My company had another one of those employee meetings today. I'm not at liberty to say what was said in the meeting, but let's just say it was another dose of bad news, the worst yet, but certainly not the last in a heavy regiment of bad news.
We were all herded into the press room, a cavernous cement warehouse that's always quiet in the afternoon. The first among us had to wait a while. The walls dripped with anxiety and a fierce silence. Small jokes crackled and dissipated. The air had a finality to it, cold and sterile, like a morgue.
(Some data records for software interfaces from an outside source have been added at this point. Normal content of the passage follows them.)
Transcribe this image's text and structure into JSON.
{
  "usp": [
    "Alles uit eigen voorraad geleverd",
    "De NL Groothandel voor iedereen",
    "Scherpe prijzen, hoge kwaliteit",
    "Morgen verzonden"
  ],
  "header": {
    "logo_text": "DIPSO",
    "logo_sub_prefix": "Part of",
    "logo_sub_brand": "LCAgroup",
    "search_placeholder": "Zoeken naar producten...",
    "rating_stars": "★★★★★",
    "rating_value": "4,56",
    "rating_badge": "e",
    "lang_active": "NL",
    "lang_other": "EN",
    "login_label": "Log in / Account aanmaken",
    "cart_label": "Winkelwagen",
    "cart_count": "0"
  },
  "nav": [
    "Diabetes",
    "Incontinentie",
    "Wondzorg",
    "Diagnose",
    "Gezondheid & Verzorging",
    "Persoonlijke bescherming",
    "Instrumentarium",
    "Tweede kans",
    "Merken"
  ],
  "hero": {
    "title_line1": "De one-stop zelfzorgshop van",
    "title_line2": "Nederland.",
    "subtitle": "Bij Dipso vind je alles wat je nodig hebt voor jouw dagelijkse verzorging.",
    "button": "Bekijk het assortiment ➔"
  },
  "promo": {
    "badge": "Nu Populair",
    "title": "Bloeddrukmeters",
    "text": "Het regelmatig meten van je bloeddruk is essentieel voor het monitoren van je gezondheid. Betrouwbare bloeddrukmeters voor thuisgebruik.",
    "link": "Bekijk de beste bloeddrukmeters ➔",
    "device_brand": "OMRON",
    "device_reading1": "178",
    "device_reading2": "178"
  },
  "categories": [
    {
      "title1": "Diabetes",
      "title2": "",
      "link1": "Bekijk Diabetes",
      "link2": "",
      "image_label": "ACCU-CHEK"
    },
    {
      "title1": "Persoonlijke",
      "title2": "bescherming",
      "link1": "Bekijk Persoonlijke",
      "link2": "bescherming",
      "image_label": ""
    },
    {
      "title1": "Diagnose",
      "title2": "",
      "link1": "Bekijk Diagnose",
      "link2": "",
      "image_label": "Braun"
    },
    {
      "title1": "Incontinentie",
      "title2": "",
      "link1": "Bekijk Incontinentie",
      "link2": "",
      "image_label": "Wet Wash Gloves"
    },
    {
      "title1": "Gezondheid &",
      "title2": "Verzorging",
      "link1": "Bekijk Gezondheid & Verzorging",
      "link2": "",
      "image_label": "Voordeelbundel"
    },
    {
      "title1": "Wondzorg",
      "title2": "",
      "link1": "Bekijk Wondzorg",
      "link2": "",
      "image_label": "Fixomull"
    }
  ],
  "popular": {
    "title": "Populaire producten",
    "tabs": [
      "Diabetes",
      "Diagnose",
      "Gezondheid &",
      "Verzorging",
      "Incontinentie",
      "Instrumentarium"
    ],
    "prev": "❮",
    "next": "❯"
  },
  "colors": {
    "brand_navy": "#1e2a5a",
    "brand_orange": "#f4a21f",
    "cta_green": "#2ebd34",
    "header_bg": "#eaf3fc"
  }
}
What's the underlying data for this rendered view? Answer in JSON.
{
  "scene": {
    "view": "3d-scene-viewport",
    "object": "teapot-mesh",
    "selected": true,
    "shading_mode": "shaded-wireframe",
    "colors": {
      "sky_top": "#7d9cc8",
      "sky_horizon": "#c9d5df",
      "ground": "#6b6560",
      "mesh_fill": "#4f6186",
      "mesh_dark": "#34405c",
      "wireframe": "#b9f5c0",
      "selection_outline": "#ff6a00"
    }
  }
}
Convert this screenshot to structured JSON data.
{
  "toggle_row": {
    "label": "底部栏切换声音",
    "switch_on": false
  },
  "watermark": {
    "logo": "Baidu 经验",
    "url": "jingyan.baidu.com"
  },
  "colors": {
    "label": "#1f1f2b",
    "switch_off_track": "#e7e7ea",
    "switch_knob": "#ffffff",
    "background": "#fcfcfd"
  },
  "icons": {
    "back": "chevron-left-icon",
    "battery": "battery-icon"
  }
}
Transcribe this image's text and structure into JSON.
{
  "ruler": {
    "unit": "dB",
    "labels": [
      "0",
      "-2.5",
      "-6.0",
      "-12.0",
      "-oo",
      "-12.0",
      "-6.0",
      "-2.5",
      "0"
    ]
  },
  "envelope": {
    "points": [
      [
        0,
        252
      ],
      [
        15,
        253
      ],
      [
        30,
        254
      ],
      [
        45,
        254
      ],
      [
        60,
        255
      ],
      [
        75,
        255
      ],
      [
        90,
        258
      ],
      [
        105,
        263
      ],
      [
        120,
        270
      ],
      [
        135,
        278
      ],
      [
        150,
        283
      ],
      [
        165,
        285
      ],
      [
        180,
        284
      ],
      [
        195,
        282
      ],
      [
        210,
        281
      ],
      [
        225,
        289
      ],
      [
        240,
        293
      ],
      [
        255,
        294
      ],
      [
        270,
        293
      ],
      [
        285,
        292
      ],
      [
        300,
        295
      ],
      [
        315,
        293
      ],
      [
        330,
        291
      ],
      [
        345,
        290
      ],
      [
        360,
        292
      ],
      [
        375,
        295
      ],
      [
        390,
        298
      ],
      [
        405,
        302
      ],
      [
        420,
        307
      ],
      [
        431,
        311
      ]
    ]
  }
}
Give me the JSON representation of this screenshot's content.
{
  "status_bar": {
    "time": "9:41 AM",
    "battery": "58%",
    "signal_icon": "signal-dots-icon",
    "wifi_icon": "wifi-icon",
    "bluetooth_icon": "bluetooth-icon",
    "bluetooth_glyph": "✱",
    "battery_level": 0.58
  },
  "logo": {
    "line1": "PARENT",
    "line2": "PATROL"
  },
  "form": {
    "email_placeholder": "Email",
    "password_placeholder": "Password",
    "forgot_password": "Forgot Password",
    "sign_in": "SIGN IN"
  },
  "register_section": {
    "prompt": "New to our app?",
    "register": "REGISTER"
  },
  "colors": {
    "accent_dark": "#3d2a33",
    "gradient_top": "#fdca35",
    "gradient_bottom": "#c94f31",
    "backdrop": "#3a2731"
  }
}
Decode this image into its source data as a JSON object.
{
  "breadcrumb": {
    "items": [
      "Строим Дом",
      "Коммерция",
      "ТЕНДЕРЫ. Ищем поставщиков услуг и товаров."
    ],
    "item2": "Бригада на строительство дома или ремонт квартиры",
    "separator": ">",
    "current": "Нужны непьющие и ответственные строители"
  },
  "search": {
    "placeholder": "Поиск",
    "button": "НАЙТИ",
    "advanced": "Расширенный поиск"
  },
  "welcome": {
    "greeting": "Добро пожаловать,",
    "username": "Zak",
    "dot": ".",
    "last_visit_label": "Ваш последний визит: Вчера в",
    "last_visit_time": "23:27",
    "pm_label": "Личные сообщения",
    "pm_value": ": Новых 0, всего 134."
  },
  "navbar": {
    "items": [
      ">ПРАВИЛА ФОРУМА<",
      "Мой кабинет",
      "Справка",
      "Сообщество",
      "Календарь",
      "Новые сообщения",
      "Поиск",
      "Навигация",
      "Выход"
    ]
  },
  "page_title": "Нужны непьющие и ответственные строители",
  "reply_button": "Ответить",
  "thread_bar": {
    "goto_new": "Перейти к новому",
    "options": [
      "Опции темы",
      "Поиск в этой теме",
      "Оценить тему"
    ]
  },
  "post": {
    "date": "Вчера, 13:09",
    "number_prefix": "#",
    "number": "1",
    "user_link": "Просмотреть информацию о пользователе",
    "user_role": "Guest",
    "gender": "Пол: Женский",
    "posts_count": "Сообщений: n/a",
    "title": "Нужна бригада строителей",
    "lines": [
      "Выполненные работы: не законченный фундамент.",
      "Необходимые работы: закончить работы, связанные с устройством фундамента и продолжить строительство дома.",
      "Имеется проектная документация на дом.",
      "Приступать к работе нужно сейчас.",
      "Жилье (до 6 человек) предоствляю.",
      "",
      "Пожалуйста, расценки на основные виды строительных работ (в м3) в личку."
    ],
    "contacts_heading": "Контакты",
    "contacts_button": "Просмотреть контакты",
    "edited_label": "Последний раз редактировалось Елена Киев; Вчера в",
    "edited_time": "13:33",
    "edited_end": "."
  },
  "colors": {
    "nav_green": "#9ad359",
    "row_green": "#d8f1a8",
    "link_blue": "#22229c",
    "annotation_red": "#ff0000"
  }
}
I leaned against a post, unable to stand on both feet. I felt like the one trying not to burst out laughing at a funeral. The morbid urge almost seemed logical. It seems like we're just getting what we paid for in this crazy backward economy of ours, throwing around fake money and goals until neither have much meaning. Funnier yet to be a journalist, part of the very entity trying to carve out some sense in this cold war of financial panic, only to learn we're next in line in a toppling house of cards.
So do you fall down or brace yourself to prop up what is certain to become an unbearable load? Neither option really ends well. Thus, the silence.
After most everyone had filed out of the room, my boss approached me. "Is this the part where you bolt out of the building screaming and I never see you again?" he asked.
"No," I said. "I'm not going to do that. Yet."
He looked up, toward the door. "Why?"
I smiled. "I think you know me well enough by now to know I'm not one of those people motivated by money. Good or bad."
"That's good," he said.
I shrugged. "Or bad."
"And next month?"
"I'm still going," I said. "Either way."
"But you're coming back?"
I smiled. "That seems hugely optimistic at this point, doesn't it? But, yeah, I want to be optimistic."
He shook his head. I didn't envy his expression. It's tough to be a manager in tough times. Better, I think, to be one of the tucked away rank-and-file. "You seem to have a good outlook," he said.
I laughed and held up my right foot, with its thick wool sock hanging out of an ugly medical sandal. "You know, when you have hobbies like mine, regular life never seems that bad."
We returned to our desks, grateful, as they say, to be living and breathing.
The rest will be OK. One frozen-toe step at a time.